European Commission publishes proposals for negotiation of withdrawal agreement
Posted in UK and EU legal framework
On 3 May 2017, the European Commission published its recommendations for negotiation of the UK’s withdrawal from the EU.
The proposals seek to build on the draft guidelines previously published by the European Council and endorses the notion of a phased approach to negotiations as set out in our earlier blog post.
The Commission’s recommendations focus only on the terms of withdrawal, but set out firm and wide ranging objectives for the withdrawal agreement.
In particular, the Commission asserts that there should be a single financial settlement based on the principle that the UK “must honour its share of the financing of all obligations undertaken while it was a member of the [EU]”.
Although no figure is mentioned, the proposal goes on to state that the withdrawal agreement should contain (amongst other things): “A calculation of the global amount that the United Kingdom has to honour in order to settle its financial obligations toward the [EU] budget, all institutions or bodies established by the Treaties, and other issues with a financial impact”.

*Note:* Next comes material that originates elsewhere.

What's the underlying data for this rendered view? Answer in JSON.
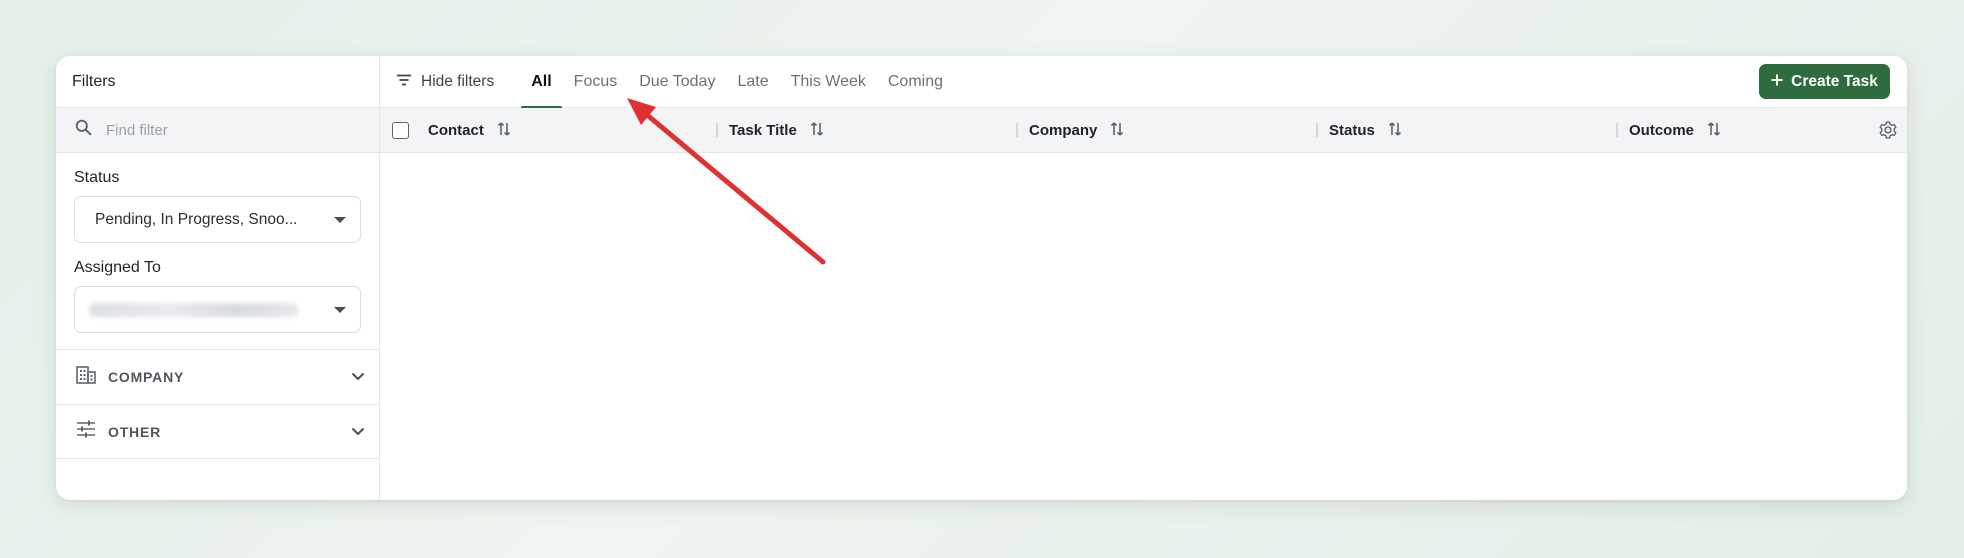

Much of the rest of the Commission’s proposal is taken up with the question of citizen’s rights: an issue, which, along with that of any financial settlement, has generated a large amount of publicity. The passage which has attracted most attention is the Commission’s suggestion that an agreement protecting the rights of EU citizens should also cover “their family members who accompany them or join them at any point in time before or after the withdrawal date” (para.21 - emphasis added). It remains to be seen how the UK Government will approach this question.
The proposals also addressed the status of goods marketed across the EU. In the Commission’s view, the withdrawal agreement should provide that any goods lawfully placed on the market before the date of the UK’s withdrawal should remain available on the market or put into service after that date, both in the UK and the EU.
Finally, from a legal perspective, the proposals address several key issues. According to the Commission stipulate that:
- The withdrawal agreement should ensure that the recognition and execution of decisions of national courts handed down before the withdrawal date remain governed by the relevant provisions of EU law (i.e. the Brussels Recast Regulation) applicable before the withdrawal The agreement should also ensure the continued application of the rules of EU law relating to choices of forum and choices of law made before the withdrawal date ; and
- The CJEU should remain competent to determine proceedings pending before it as at the date of the UK’s departure – and its rulings binding on the UK. Indeed, the Commission goes on to state that the withdrawal agreement should provide for the possibility to commence proceedings before the CJEU after the date of withdrawal in respect of matters which occurred before the withdrawal date.
The above provisions are aimed at ensuring legal certainty for citizens and businesses during the process of withdrawal. However, in view of the UK Government’s stated desire to remove the UK from the jurisdiction of the CJEU, it remains to be seen whether the UK will accede to such proposals on the basis that they represent no more than a transitional arrangement, or whether the UK attempts to adopt a more hard-line approach to the forthcoming negotiations.
Perhaps of greatest significance, the Commission sets out proposals for settlement of disputes arising out of, and enforcement of, any withdrawal agreement and suggests that in this regard, the jurisdiction of the CJEU should be maintained. It adds that in relation to provisions of the withdrawal agreement other than those relating to EU law, an alternative dispute settlement should only be envisaged if it offers “equivalent guarantees of independence and impartiality” to the CJEU. This could turn out to be a particularly contentious issue, but one that will need to be addressed by the parties.